The bleeding episodes are commonly noticed in areas with high fibrinolytic activity, such as the oral cavity, pharynx, and genitourinary tract, usually in concurrence with surgical procedures. This disorder is usually not associated with spontaneous bleeding like hemarthrosis, however, it can be seen with repeated trauma such as in athletes.7

Read more about hemophilia C

A factor XI assay aids in confirmation of the diagnosis.7 Factor XI deficiency can cause prolonged aPTT, but a normal aPTT cannot rule out mild deficiency and can cause false negative results.9

Hemophilia C cases require careful preprocedural planning. In cases undergoing major procedures with severe factor XI deficiency or a previous history of major bleeding, it is recommended to monitor factor XI activity during the perioperative period and replenish with factor XI concentrates or fresh frozen plasma.7


  1. Mehta P, Reddivari AKR. Hemophilia.
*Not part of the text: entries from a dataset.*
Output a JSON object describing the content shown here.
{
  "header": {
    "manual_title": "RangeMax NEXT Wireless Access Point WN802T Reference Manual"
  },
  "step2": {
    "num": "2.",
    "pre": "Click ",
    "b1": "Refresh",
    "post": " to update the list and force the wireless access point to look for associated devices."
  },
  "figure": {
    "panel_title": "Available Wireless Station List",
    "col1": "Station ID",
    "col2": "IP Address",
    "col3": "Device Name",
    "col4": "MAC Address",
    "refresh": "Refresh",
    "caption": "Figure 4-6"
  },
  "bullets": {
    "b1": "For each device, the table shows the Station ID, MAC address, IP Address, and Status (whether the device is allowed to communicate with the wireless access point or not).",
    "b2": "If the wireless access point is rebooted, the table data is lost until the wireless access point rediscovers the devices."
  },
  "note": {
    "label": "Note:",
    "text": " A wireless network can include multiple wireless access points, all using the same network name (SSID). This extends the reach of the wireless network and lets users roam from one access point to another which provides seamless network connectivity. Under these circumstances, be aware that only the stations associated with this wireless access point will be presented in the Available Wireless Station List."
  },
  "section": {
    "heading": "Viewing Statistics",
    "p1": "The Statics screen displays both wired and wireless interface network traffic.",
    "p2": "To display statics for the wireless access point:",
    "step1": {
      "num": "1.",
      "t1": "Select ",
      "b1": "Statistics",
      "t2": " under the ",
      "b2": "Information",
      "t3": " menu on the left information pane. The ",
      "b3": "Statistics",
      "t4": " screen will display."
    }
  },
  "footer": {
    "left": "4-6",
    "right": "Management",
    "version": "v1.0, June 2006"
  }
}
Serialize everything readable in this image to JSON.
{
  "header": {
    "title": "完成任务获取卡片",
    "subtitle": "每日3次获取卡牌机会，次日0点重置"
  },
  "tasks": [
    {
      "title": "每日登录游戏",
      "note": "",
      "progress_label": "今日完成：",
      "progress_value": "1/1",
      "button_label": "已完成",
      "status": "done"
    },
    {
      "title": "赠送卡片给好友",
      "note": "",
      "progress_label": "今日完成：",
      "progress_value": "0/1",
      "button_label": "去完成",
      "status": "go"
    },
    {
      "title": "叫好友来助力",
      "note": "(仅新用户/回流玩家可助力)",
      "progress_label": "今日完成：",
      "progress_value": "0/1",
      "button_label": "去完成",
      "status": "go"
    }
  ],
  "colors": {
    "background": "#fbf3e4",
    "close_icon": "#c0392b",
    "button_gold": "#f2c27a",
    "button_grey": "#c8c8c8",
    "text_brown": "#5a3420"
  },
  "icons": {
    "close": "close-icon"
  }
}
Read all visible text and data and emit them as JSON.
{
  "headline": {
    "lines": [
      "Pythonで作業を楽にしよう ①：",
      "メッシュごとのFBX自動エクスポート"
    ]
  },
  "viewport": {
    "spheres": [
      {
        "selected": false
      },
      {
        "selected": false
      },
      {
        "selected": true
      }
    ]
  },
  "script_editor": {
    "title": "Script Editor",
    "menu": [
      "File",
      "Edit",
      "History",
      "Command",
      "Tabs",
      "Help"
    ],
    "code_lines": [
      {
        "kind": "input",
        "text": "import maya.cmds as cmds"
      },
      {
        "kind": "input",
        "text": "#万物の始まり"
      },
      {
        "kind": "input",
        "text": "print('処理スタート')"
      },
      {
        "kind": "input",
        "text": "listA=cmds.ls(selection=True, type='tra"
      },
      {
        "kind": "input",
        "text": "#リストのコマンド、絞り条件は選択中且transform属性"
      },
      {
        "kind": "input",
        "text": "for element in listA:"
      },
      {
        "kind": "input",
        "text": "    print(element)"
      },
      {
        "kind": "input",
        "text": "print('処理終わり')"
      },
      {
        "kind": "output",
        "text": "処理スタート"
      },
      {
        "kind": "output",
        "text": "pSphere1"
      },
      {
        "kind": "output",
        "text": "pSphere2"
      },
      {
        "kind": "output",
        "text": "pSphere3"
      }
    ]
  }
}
In: StatPearls. Treasure Island, FL: StatPearls Publishing; 2021.
  2. Franchini M, Mannucci PM. Past, present and future of hemophilia: a narrative review. Orphanet J Rare Dis. 2012;7:24. doi:10.1186/1750-1172-7-24
  3. Drelich DA. Hemophilia A. Medscape. Updated June 5, 2020. Accessed July 23, 2021.
  4. Salen P, Babiker HM. Hemophilia A. In: StatPearls. Treasure Island, FL: StatPearls Publishing; 2021.
  5. Konkle BA, Huston H, Nakaya Fletcher S. Hemophilia B. In: Adam MP, Ardinger HH, Pagon RA, et al., eds. GeneReviews®. Seattle, WA: University of Washington, Seattle; 2000.
  6. Alshaikhli A, Rokkam VR. Hemophilia B. In: StatPearls. Treasure Island, FL: StatPearls Publishing; 2021.
  7. Jayakrishnan T, Shah D, Mewawalla P. Hemophilia C: a case report with updates on diagnosis and management of a rare bleeding disorder. J Hematol. 2019;8(3):144-147. doi:10.14740/jh522
  8. Rimoldi V, Paraboschi EM, Menegatti M, et al. Molecular investigation of 41 patients affected by coagulation factor XI deficiency. Haemophilia. 2018;24(2):e50-e55. doi:10.1111/hae.13378
  9. Salloum-Asfar S, de la Morena-Barrio ME, Esteban J, et al. Assessment of two contact activation reagents for the diagnosis of congenital factor XI deficiency. Thromb Res. 2018;163:64-70. doi:10.1016/j.thromres.2017.12.023

Reviewed by Debjyoti Talukdar, MD, on 8/10/2021.